Clinician Perspectives on Monoclonal Antibody Treatment for High-Risk Outpatients with COVID-19: Implications for Implementation and Equitable Access

J Gen Intern Med. 2022 Oct;37(13):3426-3434. doi: 10.1007/s11606-022-07702-2. Epub 2022 Jul 5.


Background: There is an urgent need to identify and address factors influencing uptake and equitable access to monoclonal antibody (mAb) treatment for high-risk outpatients with COVID-19.

Objective: To assess clinician knowledge, beliefs, and experiences regarding obtaining mAb treatment for eligible patients.

Design and participants: Survey of clinicians (N = 374) practicing in the state of Colorado who care for patients with COVID-19 in primary care, emergency medicine, and other clinical settings.

Main measure(s): Diffusion of innovation theory concepts including knowledge, perceived strength of evidence, barriers, and experience with, ease of use, preparedness, and feasibility, appropriateness, and acceptability of mAb referral systems and processes.

Key results: Most respondents indicated little to no knowledge about mAb therapies for COVID-19 (67%, 74%, 77%, for bamlanivimab, bamlanivimab+etesivimab, and casirivimab+imdevimab, respectively). About half reported little to no familiarity with eligibility criteria (50.9%) and did not know the strength of evidence (31%, 43%, 52%, for bamlanivimab, bamlanivimab+etesivimab, and casirivimab+imdevimab, respectively). Lack of knowledge or confidence in treatment was a top barrier to mAbs use; other barriers included complicated referral processes, patients not eligible when seen, and out-of-pocket costs concerns. Respondents rated four mAb referral steps as generally acceptable, appropriate, and feasible to complete in their primary outpatient clinical setting. Only 24% indicated their clinical setting was very prepared to facilitate referrals, 40% had ever referred a patient for mAbs, and 43% intended to refer a patient in the next month.

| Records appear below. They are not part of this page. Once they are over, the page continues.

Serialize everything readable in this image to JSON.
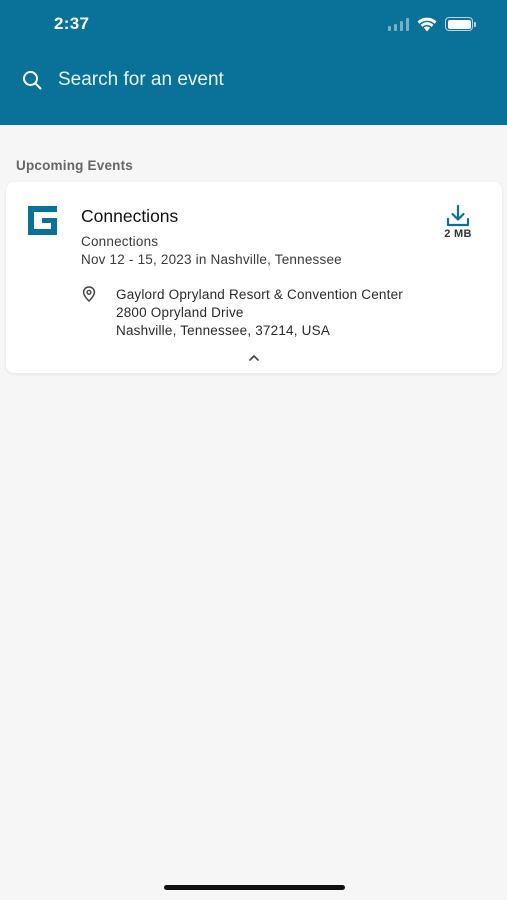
{
  "status_bar": {
    "time": "2:37",
    "icons": [
      "cellular-signal-icon",
      "wifi-icon",
      "battery-icon"
    ]
  },
  "search": {
    "placeholder": "Search for an event",
    "value": ""
  },
  "section": {
    "label": "Upcoming Events"
  },
  "events": [
    {
      "logo_icon": "guidebook-logo-icon",
      "title": "Connections",
      "subtitle": "Connections",
      "dates": "Nov 12 - 15, 2023 in Nashville, Tennessee",
      "download_size": "2 MB",
      "address_lines": [
        "Gaylord Opryland Resort & Convention Center",
        "2800 Opryland Drive",
        "Nashville, Tennessee, 37214, USA"
      ]
    }
  ],
  "colors": {
    "header_bg": "#0a7199",
    "accent": "#0a7199",
    "page_bg": "#f6f6f6",
    "card_bg": "#ffffff"
  }
}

Conclusions: Clinician education on strength of evidence and eligibility criteria for mAbs is needed. However, education alone is not sufficient. Given the urgent need to rapidly scale up access to treatment and reduce hospitalizations and death from COVID-19, more efficient, equitable systems and processes for referral and delivery of care, such as those coordinated by health systems, public health departments, or disaster management services, are warranted.

Keywords: COVID-19; acute care; diffusion of innovations; dissemination and implementation; primary care; referral.

Publication types

  • Research Support, N.I.H., Extramural

MeSH terms

  • Antibodies, Monoclonal / therapeutic use
  • Antibodies, Monoclonal, Humanized
  • Antibodies, Neutralizing
  • COVID-19 Drug Treatment*
  • Humans
  • Outpatients*


  • Antibodies, Monoclonal
  • Antibodies, Monoclonal, Humanized
  • Antibodies, Neutralizing
  • imdevimab
  • bamlanivimab
  • casirivimab